RSO gives audience the grand tour

By Georgia Pampel, Music Critic

On March 15, the Rockford Symphony Orchestra (RSO) once again showed what a rich variety lies within the concert repertoire. They bewitched the audience with a program that explored the many ways composers have dodged the conventional sonorities, using the strings in ways that made them a backdrop for the winds and brass that took over the melodies and musical direction, again and again.

Conductor Steven Larsen presents themes for his programs, giving them evocative titles that interpret his choices, and this evening was titled “Musical Postcards,” referring to the orchestral experiments that carried us to Finland, Hungary, Rome, and finally Hawaii.

The program opened with “En Saga” by Finnish Composer Jean Sibelius, who used the strings to portray the Northern mists while the musical themes came from the low wind instruments.

Then came Zoltan Kodaly’s “Hary Janos” Suite, which called for a Hungarian cimbalom, an instrument related to the zither, and played by hammering the strings.

To play the cimbalom, which is rarely featured in this country, Larsen found Alex Udvary, an expert from Cleveland, whose talents were somewhat overpowered by the large orchestra, but roused a sure sense of the exotic when the sounds did surface.

In this suite, which Kodaly drew from his comic opera, the orchestra opens with a grandiose musical “sneeze” to introduce the boastful hero; Hungarian tradition assures us that such a sneeze guarantees all the tales will be true, however much they may challenge our good faith. The peasant hero describes an amazing mechanical clock in Vienna, recalls serenading his beloved, triumphantly claims to have defeated Napoleon in battle. He finally imagines his glorious reception in the Imperial Court as only the simple peasant could dream of it.

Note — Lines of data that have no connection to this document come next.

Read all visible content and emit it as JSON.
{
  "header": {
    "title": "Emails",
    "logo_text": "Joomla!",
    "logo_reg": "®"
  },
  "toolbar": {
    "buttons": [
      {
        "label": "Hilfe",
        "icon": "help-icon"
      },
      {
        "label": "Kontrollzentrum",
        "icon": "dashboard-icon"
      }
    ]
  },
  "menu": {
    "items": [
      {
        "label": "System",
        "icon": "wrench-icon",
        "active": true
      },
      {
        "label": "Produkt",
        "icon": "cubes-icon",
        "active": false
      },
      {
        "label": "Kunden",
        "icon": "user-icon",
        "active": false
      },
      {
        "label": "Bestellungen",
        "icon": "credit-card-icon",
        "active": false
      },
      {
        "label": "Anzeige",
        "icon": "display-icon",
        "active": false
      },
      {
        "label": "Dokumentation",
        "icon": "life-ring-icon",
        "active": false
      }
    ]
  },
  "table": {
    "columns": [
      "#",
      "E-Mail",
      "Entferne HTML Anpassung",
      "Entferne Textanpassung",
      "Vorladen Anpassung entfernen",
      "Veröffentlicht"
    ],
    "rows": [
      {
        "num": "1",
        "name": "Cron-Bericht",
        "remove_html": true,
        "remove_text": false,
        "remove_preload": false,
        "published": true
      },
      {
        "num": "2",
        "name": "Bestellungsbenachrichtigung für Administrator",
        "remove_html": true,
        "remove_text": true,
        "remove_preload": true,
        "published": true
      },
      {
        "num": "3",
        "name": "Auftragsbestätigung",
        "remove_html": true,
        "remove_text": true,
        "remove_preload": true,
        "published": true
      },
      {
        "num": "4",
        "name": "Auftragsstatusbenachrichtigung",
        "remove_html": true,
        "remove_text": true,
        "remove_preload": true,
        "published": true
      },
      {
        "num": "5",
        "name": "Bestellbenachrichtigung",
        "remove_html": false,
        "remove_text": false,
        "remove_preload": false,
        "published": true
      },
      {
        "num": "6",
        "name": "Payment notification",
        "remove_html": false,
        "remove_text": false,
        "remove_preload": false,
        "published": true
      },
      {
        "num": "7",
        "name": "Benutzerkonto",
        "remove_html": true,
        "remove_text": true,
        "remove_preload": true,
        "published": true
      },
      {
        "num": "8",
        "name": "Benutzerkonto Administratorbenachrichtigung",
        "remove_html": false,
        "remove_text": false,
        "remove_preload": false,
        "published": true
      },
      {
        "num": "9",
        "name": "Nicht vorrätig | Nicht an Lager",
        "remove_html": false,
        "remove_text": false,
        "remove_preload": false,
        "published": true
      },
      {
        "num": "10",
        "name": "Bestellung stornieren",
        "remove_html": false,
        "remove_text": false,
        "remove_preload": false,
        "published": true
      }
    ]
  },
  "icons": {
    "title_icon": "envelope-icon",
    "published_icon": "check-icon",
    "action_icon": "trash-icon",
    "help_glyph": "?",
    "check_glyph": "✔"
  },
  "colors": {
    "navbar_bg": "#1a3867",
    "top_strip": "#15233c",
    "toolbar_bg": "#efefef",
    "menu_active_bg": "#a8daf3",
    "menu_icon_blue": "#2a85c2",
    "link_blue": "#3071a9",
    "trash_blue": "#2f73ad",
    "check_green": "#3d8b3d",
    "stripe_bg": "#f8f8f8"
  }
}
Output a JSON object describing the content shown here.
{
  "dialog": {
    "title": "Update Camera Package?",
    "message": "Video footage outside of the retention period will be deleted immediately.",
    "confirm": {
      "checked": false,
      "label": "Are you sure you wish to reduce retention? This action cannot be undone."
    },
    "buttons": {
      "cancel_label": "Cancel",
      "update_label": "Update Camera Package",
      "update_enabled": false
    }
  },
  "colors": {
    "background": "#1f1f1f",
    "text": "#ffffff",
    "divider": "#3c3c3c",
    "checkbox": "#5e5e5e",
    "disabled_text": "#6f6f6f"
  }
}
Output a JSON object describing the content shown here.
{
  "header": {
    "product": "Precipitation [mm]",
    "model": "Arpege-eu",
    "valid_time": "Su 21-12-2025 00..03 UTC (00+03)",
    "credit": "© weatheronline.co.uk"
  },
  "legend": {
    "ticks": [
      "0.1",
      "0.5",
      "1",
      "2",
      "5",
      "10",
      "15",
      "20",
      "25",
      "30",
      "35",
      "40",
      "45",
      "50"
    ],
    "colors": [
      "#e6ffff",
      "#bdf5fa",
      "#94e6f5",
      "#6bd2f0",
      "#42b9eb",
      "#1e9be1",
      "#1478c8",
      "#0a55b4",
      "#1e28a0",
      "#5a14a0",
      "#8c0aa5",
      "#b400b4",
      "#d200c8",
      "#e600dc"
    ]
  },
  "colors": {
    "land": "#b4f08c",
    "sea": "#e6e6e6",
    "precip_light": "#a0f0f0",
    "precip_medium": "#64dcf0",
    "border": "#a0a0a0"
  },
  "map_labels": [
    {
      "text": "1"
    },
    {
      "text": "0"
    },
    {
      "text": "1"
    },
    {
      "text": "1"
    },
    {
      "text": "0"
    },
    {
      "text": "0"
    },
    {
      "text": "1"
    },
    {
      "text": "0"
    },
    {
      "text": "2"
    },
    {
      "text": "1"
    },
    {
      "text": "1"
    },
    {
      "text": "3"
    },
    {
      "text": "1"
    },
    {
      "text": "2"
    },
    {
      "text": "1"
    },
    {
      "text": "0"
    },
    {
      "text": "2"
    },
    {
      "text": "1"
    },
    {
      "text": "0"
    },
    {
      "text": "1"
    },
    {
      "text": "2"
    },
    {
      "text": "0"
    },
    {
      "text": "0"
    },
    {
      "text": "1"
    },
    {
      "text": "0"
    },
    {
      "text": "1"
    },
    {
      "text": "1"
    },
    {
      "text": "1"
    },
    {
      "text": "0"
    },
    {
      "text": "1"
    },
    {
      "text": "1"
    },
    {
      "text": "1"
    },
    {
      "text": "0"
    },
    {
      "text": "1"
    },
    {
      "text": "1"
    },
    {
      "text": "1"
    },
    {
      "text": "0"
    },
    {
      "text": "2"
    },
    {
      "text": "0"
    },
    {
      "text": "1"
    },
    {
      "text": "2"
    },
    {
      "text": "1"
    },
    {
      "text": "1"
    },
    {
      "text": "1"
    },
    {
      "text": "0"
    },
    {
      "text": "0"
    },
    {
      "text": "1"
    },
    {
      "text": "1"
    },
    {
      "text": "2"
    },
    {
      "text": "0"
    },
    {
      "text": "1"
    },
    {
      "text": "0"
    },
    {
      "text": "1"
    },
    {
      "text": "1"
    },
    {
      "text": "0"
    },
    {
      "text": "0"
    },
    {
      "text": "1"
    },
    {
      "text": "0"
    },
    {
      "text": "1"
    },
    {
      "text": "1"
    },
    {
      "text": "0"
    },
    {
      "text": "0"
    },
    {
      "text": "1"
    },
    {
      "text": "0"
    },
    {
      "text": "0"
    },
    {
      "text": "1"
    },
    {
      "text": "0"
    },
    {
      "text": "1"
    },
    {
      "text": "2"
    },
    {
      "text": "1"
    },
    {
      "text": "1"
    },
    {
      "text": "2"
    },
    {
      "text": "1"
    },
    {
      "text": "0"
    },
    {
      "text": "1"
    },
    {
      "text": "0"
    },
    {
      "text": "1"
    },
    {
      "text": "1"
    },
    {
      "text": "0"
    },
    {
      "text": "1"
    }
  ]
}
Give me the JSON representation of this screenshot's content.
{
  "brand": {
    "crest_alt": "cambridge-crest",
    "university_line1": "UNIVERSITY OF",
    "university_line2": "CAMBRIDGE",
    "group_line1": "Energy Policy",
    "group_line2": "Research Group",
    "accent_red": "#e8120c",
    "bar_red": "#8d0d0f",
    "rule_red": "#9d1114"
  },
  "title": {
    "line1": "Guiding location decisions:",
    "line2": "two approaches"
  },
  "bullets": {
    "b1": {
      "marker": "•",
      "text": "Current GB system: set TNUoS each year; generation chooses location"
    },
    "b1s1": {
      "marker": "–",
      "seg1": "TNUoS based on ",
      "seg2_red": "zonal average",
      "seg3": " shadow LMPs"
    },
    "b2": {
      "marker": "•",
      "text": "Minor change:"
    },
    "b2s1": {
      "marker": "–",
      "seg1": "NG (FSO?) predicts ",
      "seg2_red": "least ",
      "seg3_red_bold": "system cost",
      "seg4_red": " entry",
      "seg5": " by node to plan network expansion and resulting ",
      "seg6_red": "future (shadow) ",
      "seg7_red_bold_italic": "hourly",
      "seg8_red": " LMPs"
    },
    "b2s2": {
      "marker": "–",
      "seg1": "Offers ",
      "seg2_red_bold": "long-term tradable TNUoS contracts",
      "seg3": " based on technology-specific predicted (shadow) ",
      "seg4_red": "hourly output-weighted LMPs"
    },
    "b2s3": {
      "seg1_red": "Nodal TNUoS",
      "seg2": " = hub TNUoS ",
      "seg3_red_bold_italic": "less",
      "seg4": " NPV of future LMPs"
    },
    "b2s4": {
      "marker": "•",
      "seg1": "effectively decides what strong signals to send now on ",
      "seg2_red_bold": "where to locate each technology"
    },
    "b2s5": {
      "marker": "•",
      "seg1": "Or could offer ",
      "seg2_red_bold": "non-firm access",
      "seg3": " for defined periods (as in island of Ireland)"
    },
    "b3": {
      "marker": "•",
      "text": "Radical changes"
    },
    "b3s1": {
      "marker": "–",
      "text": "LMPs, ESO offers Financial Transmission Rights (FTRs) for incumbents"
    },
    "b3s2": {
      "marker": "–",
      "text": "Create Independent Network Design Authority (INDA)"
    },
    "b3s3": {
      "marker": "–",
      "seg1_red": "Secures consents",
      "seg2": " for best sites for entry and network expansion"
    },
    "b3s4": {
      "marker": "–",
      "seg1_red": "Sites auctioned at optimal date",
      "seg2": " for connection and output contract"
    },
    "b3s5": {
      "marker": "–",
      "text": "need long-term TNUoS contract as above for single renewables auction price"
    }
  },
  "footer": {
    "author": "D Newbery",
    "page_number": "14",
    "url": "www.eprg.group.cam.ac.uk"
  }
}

After the intermission, the audience was transported to view the “Fountains of Rome,” as Ottorino Respighi applied his skills to show the watery reflections of the Roman sunlight at four times of day—dawn, morning, noon, and evening.

The final work, titled “Haleakala: How Maui Snared the Sun,” by American Dan Welcher, was introduced by a cry from a conch shell, and its story, drawn from Polynesian tradition, was narrated very effectively by Richard Meeks, who has developed his craft of story-telling (an art in itself) for more than 15 years. For his “day job,” he teaches in the Rockford public schools, and if he holds the students the way he held the audience, with his rich voice and fine sense of timing and suspense, the students are fortunate indeed. The story held our attention just as a soloist in a concerto might do, while the orchestra portrayed Maui’s mother’s plaintive cries, the sun god’s resistance, and the search of the ocean floor to retrieve the materials necessary to trap the sun, which finally yields to an ordered yearly pattern of seasonal change, so that plants could ripen for man’s use.

A greatly expanded percussion section stretched across the length of the Coronado’s stage, enhancing the exotic sense of the tale’s origins, and leaving this listener curious to hear more.

Mark your calendars for April 12, when the RSO will devote its Pops program to the music of Bach’s “21st offspring”, P.D.Q. Bach, featuring The Seasonings and the Hindenburg Concerto, among other treasures. This program, which will include the Mendelssohn Chorale, will be repeated in Freeport Sunday, April 13. The Orchestra’s final classics concert of the season will be May 10, returning to the more familiar sounds of Smetana, Richard Strauss, and Tchaikovsky.

Enjoy The Rock River Times? Help spread the word!